After compiling a record of votes and comments that easily make him among the most virulently anti-LGBT elected officials in the country, Virginia Attorney Ken Cuccinelli II (R) sought to minimize his record in a gubernatorial debate on Wednesday. But his claims fly in the face of his 11-year political career.
Facing off against Democratic nominee Terry McAuliffe, Cuccinelli attempted to downplay social issues, saying, “Look, I believe — I have some basic beliefs that are fundamental to me. But overwhelming proportion of my time as attorney general has been spent moving Virginia forward economically and protecting liberty and our constitution.” But as attorney general, he has consistently opposed liberty and the constitutional protections for LGBT Virginians, demanding that public colleges and universities rescind non-discrimination policies and making a campaign issue his attempt to revive an anti-sodomy law he refused to bring into compliance with the Supreme Court’s Lawrence v. Texas ruling.
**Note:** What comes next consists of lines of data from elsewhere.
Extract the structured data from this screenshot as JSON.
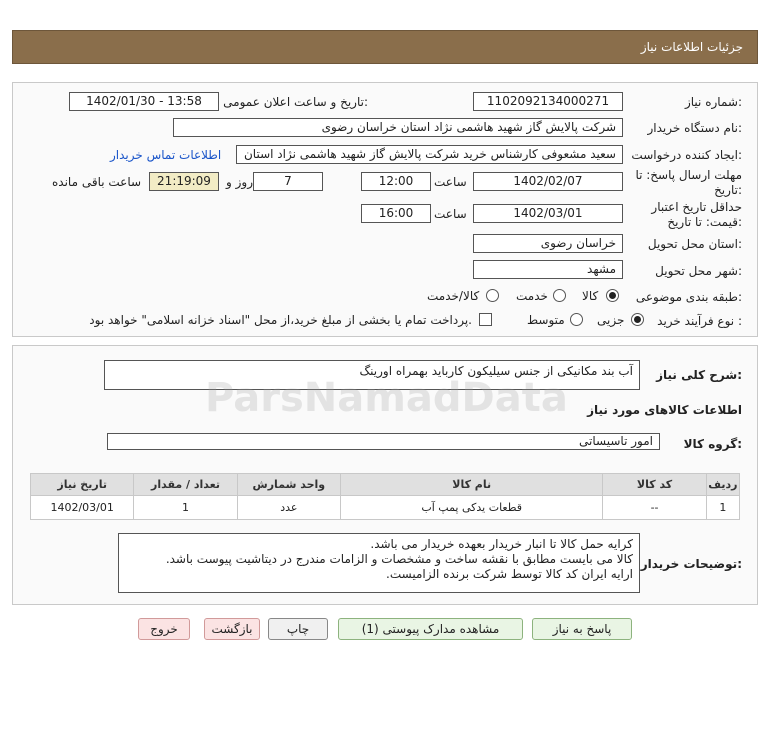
{
  "header": {
    "title": "جزئیات اطلاعات نیاز"
  },
  "form": {
    "need_number_label": "شماره نیاز:",
    "need_number": "1102092134000271",
    "announce_label": "تاریخ و ساعت اعلان عمومی:",
    "announce_value": "1402/01/30 - 13:58",
    "buyer_org_label": "نام دستگاه خریدار:",
    "buyer_org": "شرکت پالایش گاز شهید هاشمی نژاد   استان خراسان رضوی",
    "creator_label": "ایجاد کننده درخواست:",
    "creator": "سعید مشعوفی کارشناس خرید شرکت پالایش گاز شهید هاشمی نژاد   استان",
    "contact_link": "اطلاعات تماس خریدار",
    "deadline_label_1": "مهلت ارسال پاسخ: تا",
    "deadline_label_2": "تاریخ:",
    "deadline_date": "1402/02/07",
    "time_label": "ساعت",
    "deadline_time": "12:00",
    "days_value": "7",
    "days_label": "روز و",
    "remaining_time": "21:19:09",
    "remaining_label": "ساعت باقی مانده",
    "validity_label_1": "حداقل تاریخ اعتبار",
    "validity_label_2": "قیمت: تا تاریخ:",
    "validity_date": "1402/03/01",
    "validity_time": "16:00",
    "province_label": "استان محل تحویل:",
    "province": "خراسان رضوی",
    "city_label": "شهر محل تحویل:",
    "city": "مشهد",
    "category_label": "طبقه بندی موضوعی:",
    "category_options": [
      "کالا",
      "خدمت",
      "کالا/خدمت"
    ],
    "process_label": "نوع فرآیند خرید :",
    "process_options": [
      "جزیی",
      "متوسط"
    ],
    "payment_note": "پرداخت تمام یا بخشی از مبلغ خرید،از محل \"اسناد خزانه اسلامی\" خواهد بود."
  },
  "details": {
    "summary_label": "شرح کلی نیاز:",
    "summary": "آب بند مکانیکی از جنس سیلیکون کارباید بهمراه اورینگ",
    "goods_info_label": "اطلاعات کالاهای مورد نیاز",
    "goods_group_label": "گروه کالا:",
    "goods_group": "امور تاسیساتی",
    "table": {
      "headers": [
        "ردیف",
        "کد کالا",
        "نام کالا",
        "واحد شمارش",
        "تعداد / مقدار",
        "تاریخ نیاز"
      ],
      "rows": [
        [
          "1",
          "--",
          "قطعات یدکی پمپ آب",
          "عدد",
          "1",
          "1402/03/01"
        ]
      ]
    },
    "buyer_notes_label": "توضیحات خریدار:",
    "buyer_notes": [
      "کرایه حمل کالا تا انبار خریدار بعهده خریدار می باشد.",
      "کالا می بایست مطابق با نقشه ساخت و مشخصات و الزامات مندرج در دیتاشیت پیوست باشد.",
      "ارایه ایران کد کالا توسط شرکت برنده الزامیست."
    ]
  },
  "buttons": {
    "reply": "پاسخ به نیاز",
    "view_docs": "مشاهده مدارک پیوستی (1)",
    "print": "چاپ",
    "back": "بازگشت",
    "exit": "خروج"
  },
  "watermark": {
    "brand": "ParsNamadData"
  }
}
When asked about LGBT issues, McAuliffe reiterated his full support for marriage equality and employment non-discrimination protections. He noted that, as governor, he would sign a marriage equality bill if one got to his desk, which he noted was not currently possible due to the state’s marriage inequality amendment (which Cuccinelli co-sponsored). Cuccinelli wrongly responded: “It actually doesn’t happen in the form of a bill. It’s a constitutional amendment, so it never comes to the governor… it will never come to the desk of a Virginia governor.” While the governor of Virginia does not have any a formal role in the constitutional amendment process, in the event that the state amendment is ruled invalid under the federal constitution, a marriage equality bill could certainly follow.
Cuccinelli attempted to deny his own prior anti-LGBT comments — even though he had stood by them in his first debate against McAuliffe in July. In both debates, McAuliffe highlighted a 2008 speech Cuccinelli made to the anti-gay Virginia Family Foundation in which he had opined, “When you look at the homosexual agenda, I cannot support something that I believe brings nothing but self-destruction, not only physically but of their soul.”
Asked in the July debate whether he stilled believed LGBT people to be “soulless” and “self-destructive,” Cuccinelli told moderator Judy Woodruff, “My personal beliefs about the personal challenges of homosexuality haven’t changed.” But as McAuliffe on Wednesday again lambasted Cuccinelli for that view — and for jeopardizing the Virginia jobs when his pro-discrimination efforts nearly caused Northrup Grumman to relocate its headquarters — this time, Cuccinelli dissembled. Calling them “personal attacks,” Cuccinelli announced, “The Northrop Grumman charge is false. The soulless comment is offensively false.”
Cuccinelli then warned that McAuliffe might follow the lead of the U.S. Department of Justice, two Governors of California, and the Attorneys General of Illinois, New Mexico, Pennsylvania, and other states in refusing to defend marriage inequality provisions they believe to be in clear violation of the U.S. Constitution:
CUCCINELLI: I would note that my opponent appears poised, based on some of his comments — during the campaign, to not defend our state constitution. Now look, as attorney general, I’ve defended laws whether I like them or not. And as pointed out by a former Democrat attorney general, Tony Troy, a pattern for Terry, though, that’s been emerging is that he seems to think he gets to decide which laws and which parts of the Virginia Constitution that you’re obligated to defend as the Virginia governor.
The oath of office for the governor of Virginia — and the one Cuccinelli took in 2010 as AG — includes a solemn vows first to “support the constitution of the United States” and second to support “the constitution of the Commonwealth of Virginia.” Article VI, Clause 2 of the United States Constitution makes clear that the federal constitution takes precedence over state constitutions — so when the two are in conflict, it is absolutely up to the governor and attorney general to make that decision.
Moreover, Cuccinelli himself has refused to defend laws that he deems unconstitutional. Indeed earlier this month, his spokesman noted, “If the attorney general’s analysis shows that a law is unconstitutional, he has a legal obligation to not defend it.” Indeed in 2009, Cuccinelli himself said in a debate, “I will not defend what I, in my judgment, deem to be an unconstitutional law.” “If I determine it not to be constitutional,” he explained then, “I will not defend it. My first obligation is to the Constitution and the people of Virginia.”